Dataset records below:
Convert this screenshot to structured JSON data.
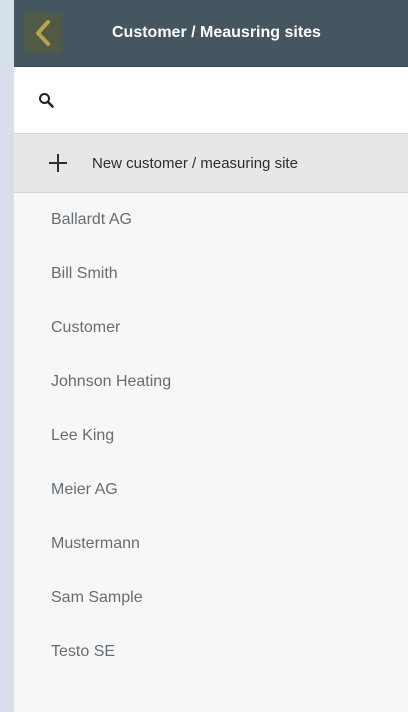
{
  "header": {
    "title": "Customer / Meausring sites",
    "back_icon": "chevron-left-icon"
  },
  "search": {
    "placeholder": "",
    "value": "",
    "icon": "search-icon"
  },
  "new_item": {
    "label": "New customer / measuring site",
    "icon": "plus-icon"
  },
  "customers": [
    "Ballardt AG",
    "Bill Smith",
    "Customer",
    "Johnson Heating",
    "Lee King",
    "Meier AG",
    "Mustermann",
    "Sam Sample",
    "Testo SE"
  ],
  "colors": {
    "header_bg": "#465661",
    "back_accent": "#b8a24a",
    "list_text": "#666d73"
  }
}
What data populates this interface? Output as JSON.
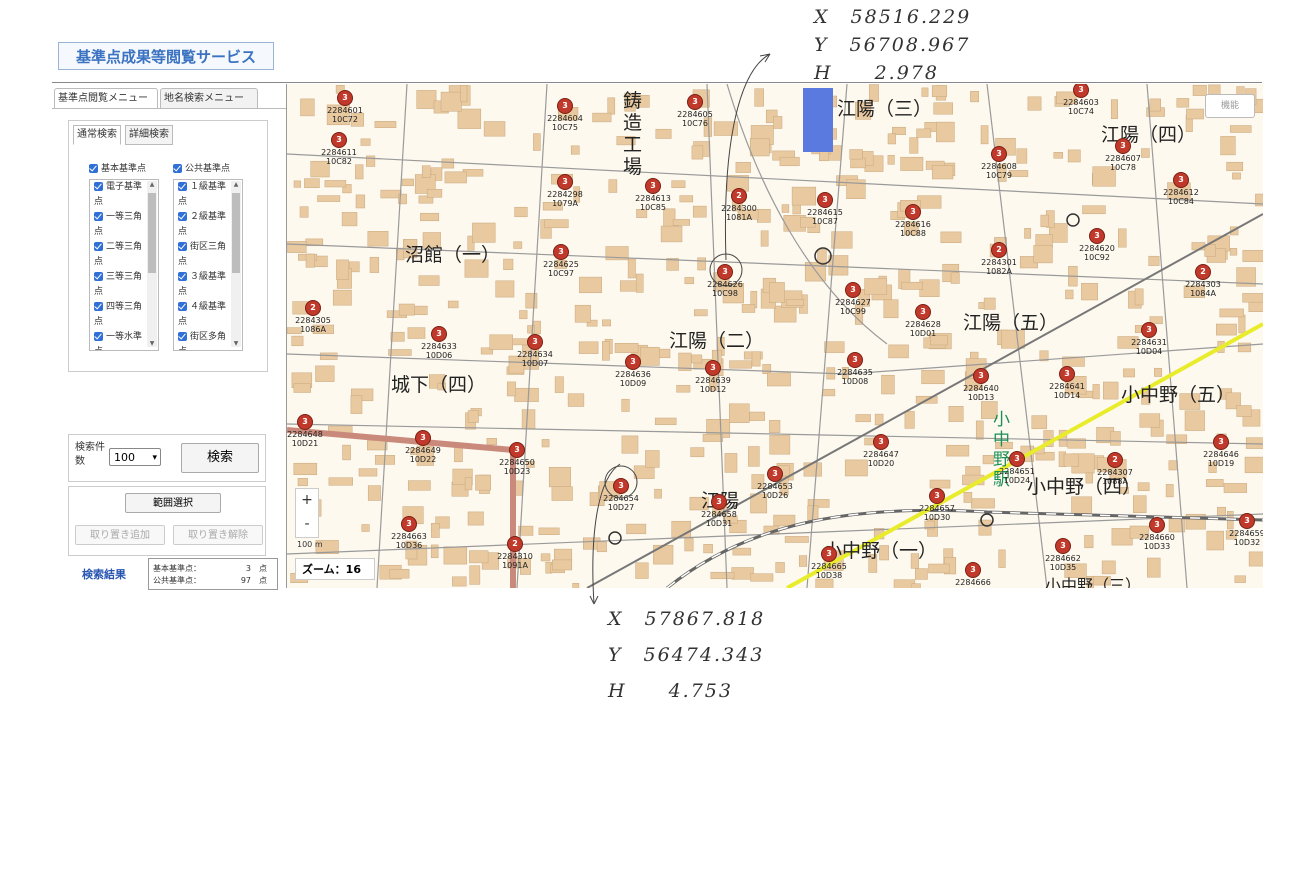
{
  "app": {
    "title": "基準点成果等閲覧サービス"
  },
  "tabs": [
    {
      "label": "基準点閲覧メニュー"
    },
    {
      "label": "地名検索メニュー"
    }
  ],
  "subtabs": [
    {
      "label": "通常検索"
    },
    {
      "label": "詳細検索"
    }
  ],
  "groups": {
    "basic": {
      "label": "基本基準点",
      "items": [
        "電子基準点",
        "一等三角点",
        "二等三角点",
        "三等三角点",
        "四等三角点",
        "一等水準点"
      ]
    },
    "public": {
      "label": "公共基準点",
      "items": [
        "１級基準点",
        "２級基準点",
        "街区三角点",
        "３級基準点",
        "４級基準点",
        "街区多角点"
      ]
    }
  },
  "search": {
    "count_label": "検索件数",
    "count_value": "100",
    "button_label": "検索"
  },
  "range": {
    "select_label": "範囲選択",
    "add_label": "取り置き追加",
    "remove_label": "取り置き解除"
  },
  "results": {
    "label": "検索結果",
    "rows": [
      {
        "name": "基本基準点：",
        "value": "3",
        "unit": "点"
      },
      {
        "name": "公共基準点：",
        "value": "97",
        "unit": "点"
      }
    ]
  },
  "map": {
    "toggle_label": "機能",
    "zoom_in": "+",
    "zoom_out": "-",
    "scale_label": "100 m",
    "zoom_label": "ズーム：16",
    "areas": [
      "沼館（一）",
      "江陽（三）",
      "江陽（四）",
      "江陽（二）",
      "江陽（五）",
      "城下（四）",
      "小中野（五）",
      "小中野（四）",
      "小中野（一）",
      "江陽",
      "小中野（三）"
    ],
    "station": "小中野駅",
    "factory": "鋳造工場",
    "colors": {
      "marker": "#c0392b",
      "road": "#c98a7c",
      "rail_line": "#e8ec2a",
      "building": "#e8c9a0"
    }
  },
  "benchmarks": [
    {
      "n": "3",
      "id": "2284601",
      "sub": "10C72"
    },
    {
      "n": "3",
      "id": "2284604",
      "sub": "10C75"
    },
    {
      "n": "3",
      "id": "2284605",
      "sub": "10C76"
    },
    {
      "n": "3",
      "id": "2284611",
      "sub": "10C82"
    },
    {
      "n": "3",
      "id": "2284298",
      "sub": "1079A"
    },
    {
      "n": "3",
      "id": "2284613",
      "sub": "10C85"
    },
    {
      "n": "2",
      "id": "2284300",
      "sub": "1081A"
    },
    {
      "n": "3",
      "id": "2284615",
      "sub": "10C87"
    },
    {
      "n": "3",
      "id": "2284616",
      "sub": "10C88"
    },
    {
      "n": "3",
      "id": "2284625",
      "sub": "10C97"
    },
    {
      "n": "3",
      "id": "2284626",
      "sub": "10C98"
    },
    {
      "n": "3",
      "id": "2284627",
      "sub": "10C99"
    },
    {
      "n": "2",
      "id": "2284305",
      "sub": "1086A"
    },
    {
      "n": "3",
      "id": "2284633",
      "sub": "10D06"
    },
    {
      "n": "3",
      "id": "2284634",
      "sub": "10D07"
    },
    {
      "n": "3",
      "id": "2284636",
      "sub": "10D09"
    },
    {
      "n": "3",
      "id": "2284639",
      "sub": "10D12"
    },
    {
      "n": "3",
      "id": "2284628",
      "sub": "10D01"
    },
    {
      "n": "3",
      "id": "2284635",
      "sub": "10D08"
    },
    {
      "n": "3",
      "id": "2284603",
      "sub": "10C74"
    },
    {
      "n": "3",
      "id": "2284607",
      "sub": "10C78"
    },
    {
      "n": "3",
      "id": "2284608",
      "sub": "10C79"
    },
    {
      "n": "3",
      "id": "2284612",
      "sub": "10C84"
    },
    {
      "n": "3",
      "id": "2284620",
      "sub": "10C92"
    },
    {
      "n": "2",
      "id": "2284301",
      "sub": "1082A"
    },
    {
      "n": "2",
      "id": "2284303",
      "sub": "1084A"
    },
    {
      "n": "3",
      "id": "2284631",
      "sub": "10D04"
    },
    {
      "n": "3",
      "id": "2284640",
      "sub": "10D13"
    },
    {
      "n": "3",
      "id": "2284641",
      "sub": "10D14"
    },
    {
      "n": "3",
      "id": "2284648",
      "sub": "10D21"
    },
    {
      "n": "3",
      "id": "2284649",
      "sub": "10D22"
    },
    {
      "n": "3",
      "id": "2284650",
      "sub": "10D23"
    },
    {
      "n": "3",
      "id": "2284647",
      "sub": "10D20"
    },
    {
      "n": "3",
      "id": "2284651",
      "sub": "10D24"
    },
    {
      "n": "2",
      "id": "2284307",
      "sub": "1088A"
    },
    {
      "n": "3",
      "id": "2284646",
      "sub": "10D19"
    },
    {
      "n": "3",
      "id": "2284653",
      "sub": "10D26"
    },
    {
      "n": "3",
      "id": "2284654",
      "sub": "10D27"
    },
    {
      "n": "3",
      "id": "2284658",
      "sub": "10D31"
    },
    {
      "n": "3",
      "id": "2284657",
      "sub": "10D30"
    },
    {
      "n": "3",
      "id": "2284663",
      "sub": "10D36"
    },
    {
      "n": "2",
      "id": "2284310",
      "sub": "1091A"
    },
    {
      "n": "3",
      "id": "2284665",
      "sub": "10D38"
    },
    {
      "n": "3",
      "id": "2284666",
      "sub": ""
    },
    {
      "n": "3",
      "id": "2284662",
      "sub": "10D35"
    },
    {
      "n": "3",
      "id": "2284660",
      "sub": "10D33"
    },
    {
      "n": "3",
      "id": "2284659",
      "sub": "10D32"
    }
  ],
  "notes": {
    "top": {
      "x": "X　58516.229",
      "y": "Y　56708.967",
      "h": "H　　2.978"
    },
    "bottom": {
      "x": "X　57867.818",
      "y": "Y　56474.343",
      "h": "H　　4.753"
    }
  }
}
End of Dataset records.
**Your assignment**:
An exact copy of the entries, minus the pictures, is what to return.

**Response box**:
Convert this screenshot to structured JSON data.
{
  "header": {
    "title": "Customer / Meausring sites",
    "back_icon": "chevron-left-icon"
  },
  "search": {
    "placeholder": "",
    "value": "",
    "icon": "search-icon"
  },
  "new_item": {
    "label": "New customer / measuring site",
    "icon": "plus-icon"
  },
  "customers": [
    "Ballardt AG",
    "Bill Smith",
    "Customer",
    "Johnson Heating",
    "Lee King",
    "Meier AG",
    "Mustermann",
    "Sam Sample",
    "Testo SE"
  ],
  "colors": {
    "header_bg": "#465661",
    "back_accent": "#b8a24a",
    "list_text": "#666d73"
  }
}
What data populates this interface? Output as JSON.
{
  "app": {
    "title": "基準点成果等閲覧サービス"
  },
  "tabs": [
    {
      "label": "基準点閲覧メニュー"
    },
    {
      "label": "地名検索メニュー"
    }
  ],
  "subtabs": [
    {
      "label": "通常検索"
    },
    {
      "label": "詳細検索"
    }
  ],
  "groups": {
    "basic": {
      "label": "基本基準点",
      "items": [
        "電子基準点",
        "一等三角点",
        "二等三角点",
        "三等三角点",
        "四等三角点",
        "一等水準点"
      ]
    },
    "public": {
      "label": "公共基準点",
      "items": [
        "１級基準点",
        "２級基準点",
        "街区三角点",
        "３級基準点",
        "４級基準点",
        "街区多角点"
      ]
    }
  },
  "search": {
    "count_label": "検索件数",
    "count_value": "100",
    "button_label": "検索"
  },
  "range": {
    "select_label": "範囲選択",
    "add_label": "取り置き追加",
    "remove_label": "取り置き解除"
  },
  "results": {
    "label": "検索結果",
    "rows": [
      {
        "name": "基本基準点：",
        "value": "3",
        "unit": "点"
      },
      {
        "name": "公共基準点：",
        "value": "97",
        "unit": "点"
      }
    ]
  },
  "map": {
    "toggle_label": "機能",
    "zoom_in": "+",
    "zoom_out": "-",
    "scale_label": "100 m",
    "zoom_label": "ズーム：16",
    "areas": [
      "沼館（一）",
      "江陽（三）",
      "江陽（四）",
      "江陽（二）",
      "江陽（五）",
      "城下（四）",
      "小中野（五）",
      "小中野（四）",
      "小中野（一）",
      "江陽",
      "小中野（三）"
    ],
    "station": "小中野駅",
    "factory": "鋳造工場",
    "colors": {
      "marker": "#c0392b",
      "road": "#c98a7c",
      "rail_line": "#e8ec2a",
      "building": "#e8c9a0"
    }
  },
  "benchmarks": [
    {
      "n": "3",
      "id": "2284601",
      "sub": "10C72"
    },
    {
      "n": "3",
      "id": "2284604",
      "sub": "10C75"
    },
    {
      "n": "3",
      "id": "2284605",
      "sub": "10C76"
    },
    {
      "n": "3",
      "id": "2284611",
      "sub": "10C82"
    },
    {
      "n": "3",
      "id": "2284298",
      "sub": "1079A"
    },
    {
      "n": "3",
      "id": "2284613",
      "sub": "10C85"
    },
    {
      "n": "2",
      "id": "2284300",
      "sub": "1081A"
    },
    {
      "n": "3",
      "id": "2284615",
      "sub": "10C87"
    },
    {
      "n": "3",
      "id": "2284616",
      "sub": "10C88"
    },
    {
      "n": "3",
      "id": "2284625",
      "sub": "10C97"
    },
    {
      "n": "3",
      "id": "2284626",
      "sub": "10C98"
    },
    {
      "n": "3",
      "id": "2284627",
      "sub": "10C99"
    },
    {
      "n": "2",
      "id": "2284305",
      "sub": "1086A"
    },
    {
      "n": "3",
      "id": "2284633",
      "sub": "10D06"
    },
    {
      "n": "3",
      "id": "2284634",
      "sub": "10D07"
    },
    {
      "n": "3",
      "id": "2284636",
      "sub": "10D09"
    },
    {
      "n": "3",
      "id": "2284639",
      "sub": "10D12"
    },
    {
      "n": "3",
      "id": "2284628",
      "sub": "10D01"
    },
    {
      "n": "3",
      "id": "2284635",
      "sub": "10D08"
    },
    {
      "n": "3",
      "id": "2284603",
      "sub": "10C74"
    },
    {
      "n": "3",
      "id": "2284607",
      "sub": "10C78"
    },
    {
      "n": "3",
      "id": "2284608",
      "sub": "10C79"
    },
    {
      "n": "3",
      "id": "2284612",
      "sub": "10C84"
    },
    {
      "n": "3",
      "id": "2284620",
      "sub": "10C92"
    },
    {
      "n": "2",
      "id": "2284301",
      "sub": "1082A"
    },
    {
      "n": "2",
      "id": "2284303",
      "sub": "1084A"
    },
    {
      "n": "3",
      "id": "2284631",
      "sub": "10D04"
    },
    {
      "n": "3",
      "id": "2284640",
      "sub": "10D13"
    },
    {
      "n": "3",
      "id": "2284641",
      "sub": "10D14"
    },
    {
      "n": "3",
      "id": "2284648",
      "sub": "10D21"
    },
    {
      "n": "3",
      "id": "2284649",
      "sub": "10D22"
    },
    {
      "n": "3",
      "id": "2284650",
      "sub": "10D23"
    },
    {
      "n": "3",
      "id": "2284647",
      "sub": "10D20"
    },
    {
      "n": "3",
      "id": "2284651",
      "sub": "10D24"
    },
    {
      "n": "2",
      "id": "2284307",
      "sub": "1088A"
    },
    {
      "n": "3",
      "id": "2284646",
      "sub": "10D19"
    },
    {
      "n": "3",
      "id": "2284653",
      "sub": "10D26"
    },
    {
      "n": "3",
      "id": "2284654",
      "sub": "10D27"
    },
    {
      "n": "3",
      "id": "2284658",
      "sub": "10D31"
    },
    {
      "n": "3",
      "id": "2284657",
      "sub": "10D30"
    },
    {
      "n": "3",
      "id": "2284663",
      "sub": "10D36"
    },
    {
      "n": "2",
      "id": "2284310",
      "sub": "1091A"
    },
    {
      "n": "3",
      "id": "2284665",
      "sub": "10D38"
    },
    {
      "n": "3",
      "id": "2284666",
      "sub": ""
    },
    {
      "n": "3",
      "id": "2284662",
      "sub": "10D35"
    },
    {
      "n": "3",
      "id": "2284660",
      "sub": "10D33"
    },
    {
      "n": "3",
      "id": "2284659",
      "sub": "10D32"
    }
  ],
  "notes": {
    "top": {
      "x": "X　58516.229",
      "y": "Y　56708.967",
      "h": "H　　2.978"
    },
    "bottom": {
      "x": "X　57867.818",
      "y": "Y　56474.343",
      "h": "H　　4.753"
    }
  }
}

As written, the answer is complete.